* Article titles in AMA citation format should be in sentence-case

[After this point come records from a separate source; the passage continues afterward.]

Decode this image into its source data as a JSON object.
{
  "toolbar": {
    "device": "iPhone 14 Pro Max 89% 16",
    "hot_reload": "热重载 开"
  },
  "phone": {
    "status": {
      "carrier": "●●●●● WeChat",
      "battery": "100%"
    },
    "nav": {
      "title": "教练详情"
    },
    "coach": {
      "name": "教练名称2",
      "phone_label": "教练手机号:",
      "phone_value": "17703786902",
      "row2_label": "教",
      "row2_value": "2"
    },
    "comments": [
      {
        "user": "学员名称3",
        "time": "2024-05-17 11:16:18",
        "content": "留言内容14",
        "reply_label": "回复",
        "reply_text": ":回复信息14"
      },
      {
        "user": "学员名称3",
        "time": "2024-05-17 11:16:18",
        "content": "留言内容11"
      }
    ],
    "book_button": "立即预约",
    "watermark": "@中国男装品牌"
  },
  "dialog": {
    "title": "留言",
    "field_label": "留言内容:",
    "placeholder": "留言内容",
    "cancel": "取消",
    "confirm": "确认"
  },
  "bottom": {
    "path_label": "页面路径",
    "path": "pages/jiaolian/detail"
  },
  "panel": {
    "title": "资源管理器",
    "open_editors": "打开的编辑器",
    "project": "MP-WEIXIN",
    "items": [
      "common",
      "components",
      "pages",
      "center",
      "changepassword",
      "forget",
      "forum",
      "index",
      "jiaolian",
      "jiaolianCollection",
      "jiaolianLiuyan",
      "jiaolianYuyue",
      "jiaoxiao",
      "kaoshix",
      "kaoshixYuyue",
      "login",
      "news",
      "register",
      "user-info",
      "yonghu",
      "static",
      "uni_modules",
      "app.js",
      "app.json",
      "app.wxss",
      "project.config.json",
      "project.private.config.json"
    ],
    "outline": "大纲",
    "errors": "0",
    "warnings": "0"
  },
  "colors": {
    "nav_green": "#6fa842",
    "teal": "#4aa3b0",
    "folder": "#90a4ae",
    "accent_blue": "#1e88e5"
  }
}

TY - JOUR T1 - Addition of the antioxidant probucol to angiotensin II type I receptor antagonist arrests progressive mesangioproliferative glomerulonephritis in the rat. AU - Kondo,Shuji, AU - Shimizu,Maki, AU - Urushihara,Maki, AU - Tsuchiya,Koichiro, AU - Yoshizumi,Masanori, AU - Tamaki,Toshiaki, AU - Nishiyama,Akira, AU - Kawachi,Hiroshi, AU - Shimizu,Fujio, AU - Quinn,Mark T, AU - Lambeth,David J, AU - Kagami,Shoji, Y1 - 2006/02/08/ PY - 2006/2/10/pubmed PY - 2006/7/28/medline PY - 2006/2/10/entrez SP - 783 EP - 94 JF - Journal of the American Society of Nephrology : JASN JO - J. Am. Soc. Nephrol. VL - 17 IS - 3 N2 - Angiotensin II (Ang II) and reactive oxidative species (ROS) that are produced by NADPH oxidase have been implicated in the progression of glomerulonephritis (GN). This study examined the effect of simultaneously interrupting Ang II and ROS with an Ang II receptor blocker (ARB), candesartan, and a free radical scavenger, probucol, in a model of progressive mesangioproliferative GN induced by the injection of anti-Thy-1 antibody into uninephrectomized rats. Nephritic rats were divided into four groups and given daily oral doses of the following: Vehicle, 1% probucol diet, 70 mg/L candesartan in drinking water, and probucol plus candesartan. These treatments lasted until day 56. Vehicle-treated nephritic rats developed progressively elevated proteinuria and glomerulosclerosis. Candesartan kept proteinuria significantly lower than vehicle or probucol. The addition of probucol to candesartan normalized urinary protein excretion. Increases in BP in nephritic rats were lowered by these treatments, except with probucol. It is interesting that both glomerular cell number and glomerulosclerosis were significantly decreased by candesartan and normalized by the addition of probucol. Immunohistochemical studies for TGF-beta1, collagen type I, and fibronectin revealed that the combined treatment abolished glomerular fibrotic findings compared with candesartan. In addition, glomerular expression of NADPH oxidase components and superoxide production suggested that the combined treatment completely eliminated NADPH oxidase-associated ROS production. In conclusion, our study provides the first evidence that the antioxidant probucol, when added to an Ang II receptor blockade, fully arrests proteinuria and disease progression in GN. Furthermore, the data suggest that NADPH oxidase-associated ROS production may play a pivotal role in the progression of GN. The combination of probucol and candesartan may represent a novel route of therapy for patients with progressive GN. SN - 1046-6673 UR - https://www.unboundmedicine.com/medline/citation/16467449/Addition_of_the_antioxidant_probucol_to_angiotensin_II_type_I_receptor_antagonist_arrests_progressive_mesangioproliferative_glomerulonephritis_in_the_rat_ L2 - http://jasn.asnjournals.org/cgi/pmidlookup?view=long&pmid=16467449 DB - PRIME DP - Unbound Medicine ER -